(Items from an interface collection)
_ _ _ _ _ _ _

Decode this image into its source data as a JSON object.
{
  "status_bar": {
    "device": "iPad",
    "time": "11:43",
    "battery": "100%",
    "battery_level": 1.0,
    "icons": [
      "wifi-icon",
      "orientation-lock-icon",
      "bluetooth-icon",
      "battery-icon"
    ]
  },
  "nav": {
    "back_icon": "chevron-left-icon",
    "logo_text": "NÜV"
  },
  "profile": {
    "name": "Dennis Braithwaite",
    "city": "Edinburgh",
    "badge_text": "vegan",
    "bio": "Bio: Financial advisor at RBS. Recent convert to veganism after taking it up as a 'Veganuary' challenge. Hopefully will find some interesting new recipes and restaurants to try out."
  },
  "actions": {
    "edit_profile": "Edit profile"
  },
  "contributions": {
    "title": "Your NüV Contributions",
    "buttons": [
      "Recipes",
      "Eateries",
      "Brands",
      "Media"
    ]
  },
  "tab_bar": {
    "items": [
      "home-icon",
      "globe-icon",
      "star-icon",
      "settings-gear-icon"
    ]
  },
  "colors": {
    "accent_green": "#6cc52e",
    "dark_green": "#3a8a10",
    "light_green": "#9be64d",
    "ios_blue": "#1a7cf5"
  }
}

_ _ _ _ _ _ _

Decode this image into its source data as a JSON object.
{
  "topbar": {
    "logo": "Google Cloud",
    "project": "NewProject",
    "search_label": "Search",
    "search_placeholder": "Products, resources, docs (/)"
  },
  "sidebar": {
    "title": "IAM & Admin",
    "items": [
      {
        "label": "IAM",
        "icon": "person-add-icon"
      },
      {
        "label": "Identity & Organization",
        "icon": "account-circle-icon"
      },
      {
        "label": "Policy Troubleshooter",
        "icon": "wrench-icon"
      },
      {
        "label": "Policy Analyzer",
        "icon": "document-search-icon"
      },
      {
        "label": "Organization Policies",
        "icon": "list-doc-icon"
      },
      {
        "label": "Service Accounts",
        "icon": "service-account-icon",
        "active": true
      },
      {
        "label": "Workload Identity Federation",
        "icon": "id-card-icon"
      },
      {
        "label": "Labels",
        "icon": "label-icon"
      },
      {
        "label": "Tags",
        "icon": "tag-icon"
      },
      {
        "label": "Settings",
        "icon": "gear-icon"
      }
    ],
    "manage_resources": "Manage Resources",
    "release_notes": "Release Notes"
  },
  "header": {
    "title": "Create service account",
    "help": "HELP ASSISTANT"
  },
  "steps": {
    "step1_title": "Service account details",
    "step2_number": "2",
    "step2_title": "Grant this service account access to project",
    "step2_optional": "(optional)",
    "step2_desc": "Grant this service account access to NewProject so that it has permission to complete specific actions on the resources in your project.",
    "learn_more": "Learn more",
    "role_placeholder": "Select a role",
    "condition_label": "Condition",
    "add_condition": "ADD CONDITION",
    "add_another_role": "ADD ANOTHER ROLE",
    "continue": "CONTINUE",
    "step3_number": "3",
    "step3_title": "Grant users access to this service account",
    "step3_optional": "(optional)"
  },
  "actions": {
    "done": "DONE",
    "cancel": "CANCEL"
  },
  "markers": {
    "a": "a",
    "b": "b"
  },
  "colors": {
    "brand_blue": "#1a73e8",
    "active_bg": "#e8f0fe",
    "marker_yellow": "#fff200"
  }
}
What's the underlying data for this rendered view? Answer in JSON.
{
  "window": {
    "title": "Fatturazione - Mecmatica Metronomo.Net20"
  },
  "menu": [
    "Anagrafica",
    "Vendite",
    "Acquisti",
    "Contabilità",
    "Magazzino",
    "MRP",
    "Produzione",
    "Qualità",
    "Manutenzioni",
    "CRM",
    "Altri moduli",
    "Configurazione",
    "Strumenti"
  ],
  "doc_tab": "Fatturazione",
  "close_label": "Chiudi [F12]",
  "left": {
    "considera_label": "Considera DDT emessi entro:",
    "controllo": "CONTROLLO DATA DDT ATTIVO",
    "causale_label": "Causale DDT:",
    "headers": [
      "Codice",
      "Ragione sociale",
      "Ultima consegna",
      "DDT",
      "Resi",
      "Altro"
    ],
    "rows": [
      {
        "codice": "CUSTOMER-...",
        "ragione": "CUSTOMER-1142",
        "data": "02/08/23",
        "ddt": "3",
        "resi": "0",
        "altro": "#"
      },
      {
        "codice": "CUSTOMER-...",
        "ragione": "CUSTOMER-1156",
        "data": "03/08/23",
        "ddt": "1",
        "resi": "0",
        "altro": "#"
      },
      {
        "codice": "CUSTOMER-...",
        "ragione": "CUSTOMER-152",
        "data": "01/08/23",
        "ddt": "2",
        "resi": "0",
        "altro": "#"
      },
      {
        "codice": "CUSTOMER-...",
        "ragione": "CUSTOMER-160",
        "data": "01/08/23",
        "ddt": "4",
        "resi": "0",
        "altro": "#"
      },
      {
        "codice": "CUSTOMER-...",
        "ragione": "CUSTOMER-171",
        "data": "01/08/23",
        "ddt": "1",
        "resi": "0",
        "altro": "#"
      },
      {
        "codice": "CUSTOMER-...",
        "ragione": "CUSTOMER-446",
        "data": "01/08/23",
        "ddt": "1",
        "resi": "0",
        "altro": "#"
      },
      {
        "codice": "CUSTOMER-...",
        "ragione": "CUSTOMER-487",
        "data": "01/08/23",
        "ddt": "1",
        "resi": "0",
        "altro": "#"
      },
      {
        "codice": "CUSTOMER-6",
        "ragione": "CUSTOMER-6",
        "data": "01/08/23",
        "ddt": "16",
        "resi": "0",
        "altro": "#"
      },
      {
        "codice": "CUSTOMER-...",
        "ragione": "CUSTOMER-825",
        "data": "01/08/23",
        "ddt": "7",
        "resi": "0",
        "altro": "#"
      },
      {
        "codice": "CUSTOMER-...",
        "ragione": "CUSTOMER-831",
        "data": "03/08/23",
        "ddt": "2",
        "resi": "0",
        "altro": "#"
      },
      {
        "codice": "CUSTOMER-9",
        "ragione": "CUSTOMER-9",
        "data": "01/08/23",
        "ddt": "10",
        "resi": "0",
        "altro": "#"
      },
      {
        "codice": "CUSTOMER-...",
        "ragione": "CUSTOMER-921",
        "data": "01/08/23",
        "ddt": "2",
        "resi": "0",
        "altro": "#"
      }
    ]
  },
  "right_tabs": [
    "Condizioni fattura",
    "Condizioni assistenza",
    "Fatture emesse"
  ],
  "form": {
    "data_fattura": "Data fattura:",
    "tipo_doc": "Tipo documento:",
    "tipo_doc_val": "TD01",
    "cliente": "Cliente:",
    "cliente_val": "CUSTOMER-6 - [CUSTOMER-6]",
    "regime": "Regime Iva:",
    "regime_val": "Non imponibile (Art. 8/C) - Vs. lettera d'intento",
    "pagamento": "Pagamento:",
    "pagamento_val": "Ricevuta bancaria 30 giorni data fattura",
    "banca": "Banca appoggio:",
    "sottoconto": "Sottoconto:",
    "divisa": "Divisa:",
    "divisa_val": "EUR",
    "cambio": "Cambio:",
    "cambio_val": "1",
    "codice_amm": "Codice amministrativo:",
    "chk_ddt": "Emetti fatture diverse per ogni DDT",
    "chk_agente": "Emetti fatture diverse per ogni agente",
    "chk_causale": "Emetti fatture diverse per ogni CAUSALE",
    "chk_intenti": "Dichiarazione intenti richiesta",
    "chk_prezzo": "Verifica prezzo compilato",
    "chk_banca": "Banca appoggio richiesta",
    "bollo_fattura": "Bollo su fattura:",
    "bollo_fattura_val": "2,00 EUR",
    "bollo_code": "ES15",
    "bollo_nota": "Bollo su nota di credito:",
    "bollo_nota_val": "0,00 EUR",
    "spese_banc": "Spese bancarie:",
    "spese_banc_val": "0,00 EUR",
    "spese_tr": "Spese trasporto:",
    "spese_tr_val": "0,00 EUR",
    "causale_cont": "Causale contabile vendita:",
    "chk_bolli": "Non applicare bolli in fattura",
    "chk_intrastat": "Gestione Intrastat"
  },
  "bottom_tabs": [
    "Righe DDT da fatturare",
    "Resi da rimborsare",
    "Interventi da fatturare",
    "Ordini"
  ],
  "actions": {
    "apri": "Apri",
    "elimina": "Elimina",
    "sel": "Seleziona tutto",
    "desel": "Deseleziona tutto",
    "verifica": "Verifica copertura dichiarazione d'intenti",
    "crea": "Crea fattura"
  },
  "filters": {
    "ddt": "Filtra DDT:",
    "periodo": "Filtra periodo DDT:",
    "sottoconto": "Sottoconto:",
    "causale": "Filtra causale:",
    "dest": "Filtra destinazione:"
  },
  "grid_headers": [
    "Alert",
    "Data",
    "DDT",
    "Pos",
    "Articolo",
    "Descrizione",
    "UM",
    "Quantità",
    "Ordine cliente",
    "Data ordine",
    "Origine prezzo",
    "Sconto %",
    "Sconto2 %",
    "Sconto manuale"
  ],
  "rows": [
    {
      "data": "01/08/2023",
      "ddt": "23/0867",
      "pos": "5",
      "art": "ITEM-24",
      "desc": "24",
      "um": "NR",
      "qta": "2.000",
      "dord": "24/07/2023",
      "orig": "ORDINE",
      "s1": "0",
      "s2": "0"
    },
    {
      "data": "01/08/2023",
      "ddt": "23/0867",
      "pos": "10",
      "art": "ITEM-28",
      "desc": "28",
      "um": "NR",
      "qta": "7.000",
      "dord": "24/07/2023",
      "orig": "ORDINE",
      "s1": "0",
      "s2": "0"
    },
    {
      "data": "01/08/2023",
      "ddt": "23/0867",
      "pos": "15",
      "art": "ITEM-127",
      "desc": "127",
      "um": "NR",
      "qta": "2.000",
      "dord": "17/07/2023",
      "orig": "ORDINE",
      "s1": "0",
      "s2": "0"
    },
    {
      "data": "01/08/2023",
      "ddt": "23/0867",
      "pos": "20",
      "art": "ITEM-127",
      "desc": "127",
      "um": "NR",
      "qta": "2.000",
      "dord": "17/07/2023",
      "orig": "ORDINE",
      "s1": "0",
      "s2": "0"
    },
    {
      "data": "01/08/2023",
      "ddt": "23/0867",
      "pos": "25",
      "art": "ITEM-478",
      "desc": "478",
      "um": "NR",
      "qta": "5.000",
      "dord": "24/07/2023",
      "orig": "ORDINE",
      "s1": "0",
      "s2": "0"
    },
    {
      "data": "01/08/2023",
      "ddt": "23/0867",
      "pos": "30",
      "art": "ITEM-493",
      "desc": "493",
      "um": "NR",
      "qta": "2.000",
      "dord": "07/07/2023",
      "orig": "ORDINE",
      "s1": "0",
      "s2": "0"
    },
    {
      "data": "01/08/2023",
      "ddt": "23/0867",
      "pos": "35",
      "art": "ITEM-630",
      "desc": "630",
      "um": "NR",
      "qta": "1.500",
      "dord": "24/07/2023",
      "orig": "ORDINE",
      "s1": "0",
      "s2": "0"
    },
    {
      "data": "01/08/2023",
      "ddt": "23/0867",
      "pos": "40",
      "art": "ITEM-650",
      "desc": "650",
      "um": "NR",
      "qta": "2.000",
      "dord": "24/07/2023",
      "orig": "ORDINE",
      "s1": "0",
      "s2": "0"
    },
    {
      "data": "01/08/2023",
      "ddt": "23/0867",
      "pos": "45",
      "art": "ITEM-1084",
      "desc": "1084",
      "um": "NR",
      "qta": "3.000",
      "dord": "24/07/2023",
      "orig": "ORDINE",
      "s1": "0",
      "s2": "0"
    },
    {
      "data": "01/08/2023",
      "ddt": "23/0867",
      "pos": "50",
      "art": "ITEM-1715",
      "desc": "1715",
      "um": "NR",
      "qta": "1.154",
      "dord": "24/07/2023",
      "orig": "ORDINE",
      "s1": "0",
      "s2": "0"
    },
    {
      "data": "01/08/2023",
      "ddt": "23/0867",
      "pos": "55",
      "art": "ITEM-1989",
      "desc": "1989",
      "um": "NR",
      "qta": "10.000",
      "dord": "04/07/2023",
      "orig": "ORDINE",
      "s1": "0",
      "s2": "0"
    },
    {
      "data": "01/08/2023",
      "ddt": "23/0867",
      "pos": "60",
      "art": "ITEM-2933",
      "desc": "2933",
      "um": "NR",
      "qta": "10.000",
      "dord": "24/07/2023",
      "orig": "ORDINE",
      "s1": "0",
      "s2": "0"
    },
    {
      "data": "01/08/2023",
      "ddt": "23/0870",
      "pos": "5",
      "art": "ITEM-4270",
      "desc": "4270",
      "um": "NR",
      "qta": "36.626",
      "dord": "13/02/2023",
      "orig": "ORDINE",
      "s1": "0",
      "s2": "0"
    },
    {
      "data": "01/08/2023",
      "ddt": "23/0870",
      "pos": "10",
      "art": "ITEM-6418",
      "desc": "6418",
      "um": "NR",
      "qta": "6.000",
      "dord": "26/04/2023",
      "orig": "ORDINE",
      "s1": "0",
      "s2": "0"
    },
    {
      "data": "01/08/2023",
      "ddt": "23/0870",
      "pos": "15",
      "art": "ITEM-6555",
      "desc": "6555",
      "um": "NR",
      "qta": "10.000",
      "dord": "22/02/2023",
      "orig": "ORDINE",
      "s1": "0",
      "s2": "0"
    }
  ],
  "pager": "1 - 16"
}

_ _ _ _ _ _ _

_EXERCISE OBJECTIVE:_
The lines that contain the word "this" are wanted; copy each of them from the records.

_RESULT:_
Decode this image into its source data as a JSON object.
Decode this image into its source data as a JSON object.
    "step2_title": "Grant this service account access to project",
    "step2_desc": "Grant this service account access to NewProject so that it has permission to complete specific actions on the resources in your project.",
    "step3_title": "Grant users access to this service account",
What's the underlying data for this rendered view? Answer in JSON.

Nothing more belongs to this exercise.